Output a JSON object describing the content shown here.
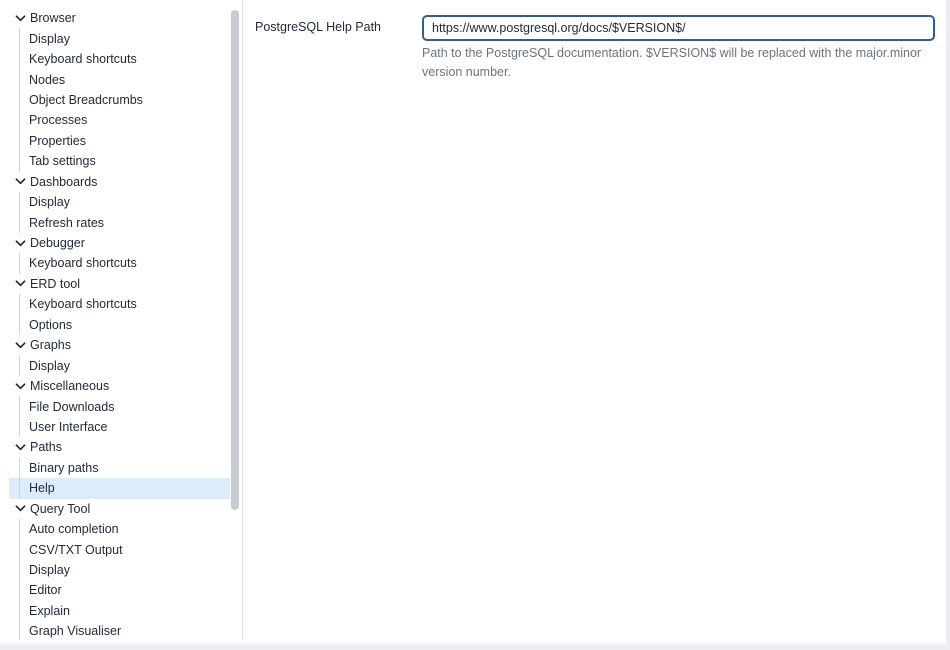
{
  "tree": [
    {
      "label": "Browser",
      "children": [
        "Display",
        "Keyboard shortcuts",
        "Nodes",
        "Object Breadcrumbs",
        "Processes",
        "Properties",
        "Tab settings"
      ]
    },
    {
      "label": "Dashboards",
      "children": [
        "Display",
        "Refresh rates"
      ]
    },
    {
      "label": "Debugger",
      "children": [
        "Keyboard shortcuts"
      ]
    },
    {
      "label": "ERD tool",
      "children": [
        "Keyboard shortcuts",
        "Options"
      ]
    },
    {
      "label": "Graphs",
      "children": [
        "Display"
      ]
    },
    {
      "label": "Miscellaneous",
      "children": [
        "File Downloads",
        "User Interface"
      ]
    },
    {
      "label": "Paths",
      "children": [
        "Binary paths",
        "Help"
      ]
    },
    {
      "label": "Query Tool",
      "children": [
        "Auto completion",
        "CSV/TXT Output",
        "Display",
        "Editor",
        "Explain",
        "Graph Visualiser"
      ]
    }
  ],
  "selected": {
    "group": 6,
    "child": 1
  },
  "form": {
    "label": "PostgreSQL Help Path",
    "value": "https://www.postgresql.org/docs/$VERSION$/",
    "help": "Path to the PostgreSQL documentation. $VERSION$ will be replaced with the major.minor version number."
  },
  "icons": {
    "expand": "chevron-down-icon"
  },
  "colors": {
    "selected_bg": "#dcecfa",
    "input_border": "#2f5c92",
    "help_text": "#6c7380"
  }
}
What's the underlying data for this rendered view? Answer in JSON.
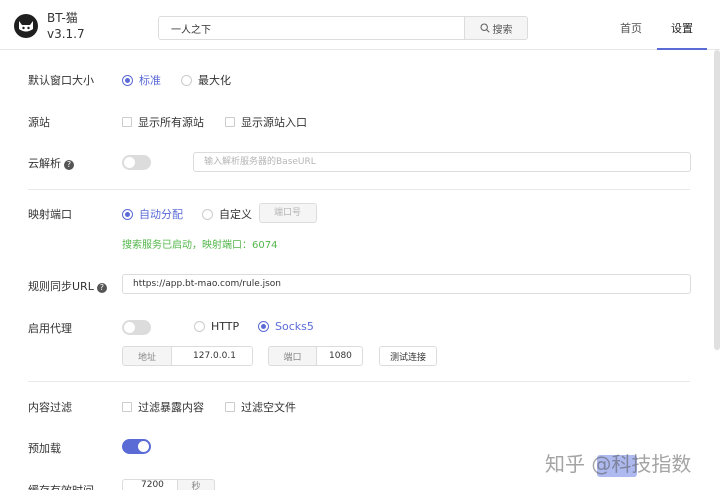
{
  "header": {
    "app_name": "BT-猫",
    "version": "v3.1.7",
    "search_value": "一人之下",
    "search_button": "搜索",
    "nav": {
      "home": "首页",
      "settings": "设置"
    }
  },
  "window_size": {
    "label": "默认窗口大小",
    "options": [
      "标准",
      "最大化"
    ],
    "selected": "标准"
  },
  "source_site": {
    "label": "源站",
    "options": [
      "显示所有源站",
      "显示源站入口"
    ]
  },
  "cloud_parse": {
    "label": "云解析",
    "enabled": false,
    "placeholder": "输入解析服务器的BaseURL"
  },
  "port_mapping": {
    "label": "映射端口",
    "options": [
      "自动分配",
      "自定义"
    ],
    "selected": "自动分配",
    "port_placeholder": "端口号",
    "status": "搜索服务已启动，映射端口：6074"
  },
  "rule_sync": {
    "label": "规则同步URL",
    "value": "https://app.bt-mao.com/rule.json"
  },
  "proxy": {
    "label": "启用代理",
    "enabled": false,
    "options": [
      "HTTP",
      "Socks5"
    ],
    "selected": "Socks5",
    "address_label": "地址",
    "address_value": "127.0.0.1",
    "port_label": "端口",
    "port_value": "1080",
    "test_button": "测试连接"
  },
  "content_filter": {
    "label": "内容过滤",
    "options": [
      "过滤暴露内容",
      "过滤空文件"
    ]
  },
  "preload": {
    "label": "预加载",
    "enabled": true
  },
  "cache_ttl": {
    "label": "缓存有效时间",
    "value": "7200",
    "unit": "秒"
  },
  "watermark": "知乎 @科技指数",
  "colors": {
    "accent": "#5a6bd6",
    "success": "#52b64a"
  }
}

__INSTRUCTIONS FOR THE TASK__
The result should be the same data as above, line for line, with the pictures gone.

__ANSWER BOX__
Output a JSON object describing the content shown here.
{
  "tree": [
    {
      "label": "Browser",
      "children": [
        "Display",
        "Keyboard shortcuts",
        "Nodes",
        "Object Breadcrumbs",
        "Processes",
        "Properties",
        "Tab settings"
      ]
    },
    {
      "label": "Dashboards",
      "children": [
        "Display",
        "Refresh rates"
      ]
    },
    {
      "label": "Debugger",
      "children": [
        "Keyboard shortcuts"
      ]
    },
    {
      "label": "ERD tool",
      "children": [
        "Keyboard shortcuts",
        "Options"
      ]
    },
    {
      "label": "Graphs",
      "children": [
        "Display"
      ]
    },
    {
      "label": "Miscellaneous",
      "children": [
        "File Downloads",
        "User Interface"
      ]
    },
    {
      "label": "Paths",
      "children": [
        "Binary paths",
        "Help"
      ]
    },
    {
      "label": "Query Tool",
      "children": [
        "Auto completion",
        "CSV/TXT Output",
        "Display",
        "Editor",
        "Explain",
        "Graph Visualiser"
      ]
    }
  ],
  "selected": {
    "group": 6,
    "child": 1
  },
  "form": {
    "label": "PostgreSQL Help Path",
    "value": "https://www.postgresql.org/docs/$VERSION$/",
    "help": "Path to the PostgreSQL documentation. $VERSION$ will be replaced with the major.minor version number."
  },
  "icons": {
    "expand": "chevron-down-icon"
  },
  "colors": {
    "selected_bg": "#dcecfa",
    "input_border": "#2f5c92",
    "help_text": "#6c7380"
  }
}
What's the underlying data for this rendered view? Answer in JSON.
{
  "header": {
    "app_name": "BT-猫",
    "version": "v3.1.7",
    "search_value": "一人之下",
    "search_button": "搜索",
    "nav": {
      "home": "首页",
      "settings": "设置"
    }
  },
  "window_size": {
    "label": "默认窗口大小",
    "options": [
      "标准",
      "最大化"
    ],
    "selected": "标准"
  },
  "source_site": {
    "label": "源站",
    "options": [
      "显示所有源站",
      "显示源站入口"
    ]
  },
  "cloud_parse": {
    "label": "云解析",
    "enabled": false,
    "placeholder": "输入解析服务器的BaseURL"
  },
  "port_mapping": {
    "label": "映射端口",
    "options": [
      "自动分配",
      "自定义"
    ],
    "selected": "自动分配",
    "port_placeholder": "端口号",
    "status": "搜索服务已启动，映射端口：6074"
  },
  "rule_sync": {
    "label": "规则同步URL",
    "value": "https://app.bt-mao.com/rule.json"
  },
  "proxy": {
    "label": "启用代理",
    "enabled": false,
    "options": [
      "HTTP",
      "Socks5"
    ],
    "selected": "Socks5",
    "address_label": "地址",
    "address_value": "127.0.0.1",
    "port_label": "端口",
    "port_value": "1080",
    "test_button": "测试连接"
  },
  "content_filter": {
    "label": "内容过滤",
    "options": [
      "过滤暴露内容",
      "过滤空文件"
    ]
  },
  "preload": {
    "label": "预加载",
    "enabled": true
  },
  "cache_ttl": {
    "label": "缓存有效时间",
    "value": "7200",
    "unit": "秒"
  },
  "watermark": "知乎 @科技指数",
  "colors": {
    "accent": "#5a6bd6",
    "success": "#52b64a"
  }
}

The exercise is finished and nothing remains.